The bill now faces an uphill battle in the Senate, where it is impossible to garner enough Republican support to pass with a 60-vote majority. Even if every Senate Democrat voted in favour of the bill, it’s uncertain whether it will pass. Sen. Joe Manchin of West Virginia, a Democrat, said on Thursday that he is undecided on the statehood bill for the District of Columbia.
“I got so many things on my plate that I haven’t even gotten to that yet,” he told CNN when asked if he supports it.
The issue of granting statehood to Washington, DC — which voted for Joe Biden over then-President Donald Trump by 92 percent to 5% in November — has been framed by Democrats as an important step toward equal representation and voting rights in the United States, while Republicans have argued that the legislation is a partisan effort by Democrats to push a progressive agenda and tip the scales in their favour.
According to one-year figures from the Census Bureau’s American Community Survey, DC’s projected 2019 population of 705,749 was higher than the estimated populations of 77 of the 435 current congressional districts. In 2019, DC had a population projected to be higher than two states: Vermont (623,989) and Wyoming (623,989). (578,759).
HR 51 was presented by Democratic Delegate Eleanor Holmes Norton, a nonvoting member of the House of Representatives from DC and a lifelong proponent of statehood.
“With HR 51, Congress is taking a significant step to enfranchise the people of DC and empower them to participate fully in our democracy,” House Speaker Nancy Pelosi said of the legislation on Wednesday. “Again, we’re excited that we will pass it. We will celebrate, and we hope that momentum will help it pass in the Senate so that the President can sign it into law,” the California Democrat said.
The bill, H.R. 51, the Washington, D.C. Admission Act, was also passed by House Democrats last year in a historic vote that marked the first time either chamber of Congress had advanced a DC statehood measure. However, it failed to gain traction in the Senate, which at the time was dominated by a Republican majority.
“Let’s be very clear what HR 51 is all about: It’s all about creating two new Democrat US Senate seats,” GOP Rep. James Comer of Kentucky said during a committee markup of the bill last week.
“This bill is part of the progressive pathway that President Biden, Leader Schumer and Speaker Pelosi have to reshape America into that socialist utopia that the Squad talk about,” he said, referring to the self-dubbed group of lawmakers that includes New York Democratic Rep. Alexandria Ocasio-Cortez.
Last month, Democratic DC Mayor Muriel Bowser and other elected leaders testified at a hearing on the bill.

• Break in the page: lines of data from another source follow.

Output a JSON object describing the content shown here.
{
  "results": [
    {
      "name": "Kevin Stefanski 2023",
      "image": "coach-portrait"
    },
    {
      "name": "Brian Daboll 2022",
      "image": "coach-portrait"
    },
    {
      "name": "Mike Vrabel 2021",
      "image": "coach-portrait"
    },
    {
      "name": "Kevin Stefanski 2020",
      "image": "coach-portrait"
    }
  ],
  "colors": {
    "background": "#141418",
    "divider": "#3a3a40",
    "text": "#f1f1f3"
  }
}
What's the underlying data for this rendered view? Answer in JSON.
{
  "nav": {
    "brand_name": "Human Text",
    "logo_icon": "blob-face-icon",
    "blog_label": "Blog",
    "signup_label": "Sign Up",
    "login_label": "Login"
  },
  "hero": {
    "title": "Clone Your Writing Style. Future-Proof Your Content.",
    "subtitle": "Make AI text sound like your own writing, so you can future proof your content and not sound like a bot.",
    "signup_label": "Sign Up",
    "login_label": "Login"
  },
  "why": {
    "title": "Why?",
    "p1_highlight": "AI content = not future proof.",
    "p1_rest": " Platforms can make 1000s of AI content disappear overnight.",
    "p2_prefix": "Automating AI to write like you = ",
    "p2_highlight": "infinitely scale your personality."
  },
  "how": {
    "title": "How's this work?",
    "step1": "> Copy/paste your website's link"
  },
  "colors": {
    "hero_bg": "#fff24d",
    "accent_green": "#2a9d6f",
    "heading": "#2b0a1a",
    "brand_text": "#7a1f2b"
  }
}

Democrats made it clear during the hearing that granting statehood to DC is a civil rights and representation problem, while Republicans argued that making the nation’s capital the 51st state by legislation, rather than a constitutional amendment, defies the nation’s rules, and pushed back on other logistical and political issues.
Bowser said in a statement on Thursday following House passage of the legislation: “This vote comes at a critical time when Americans nationwide are eager to deliver on the promise of liberty and justice for all. For centuries, an incremental approach to equality in America has delayed this promise for too many. Now is the time for bold action.”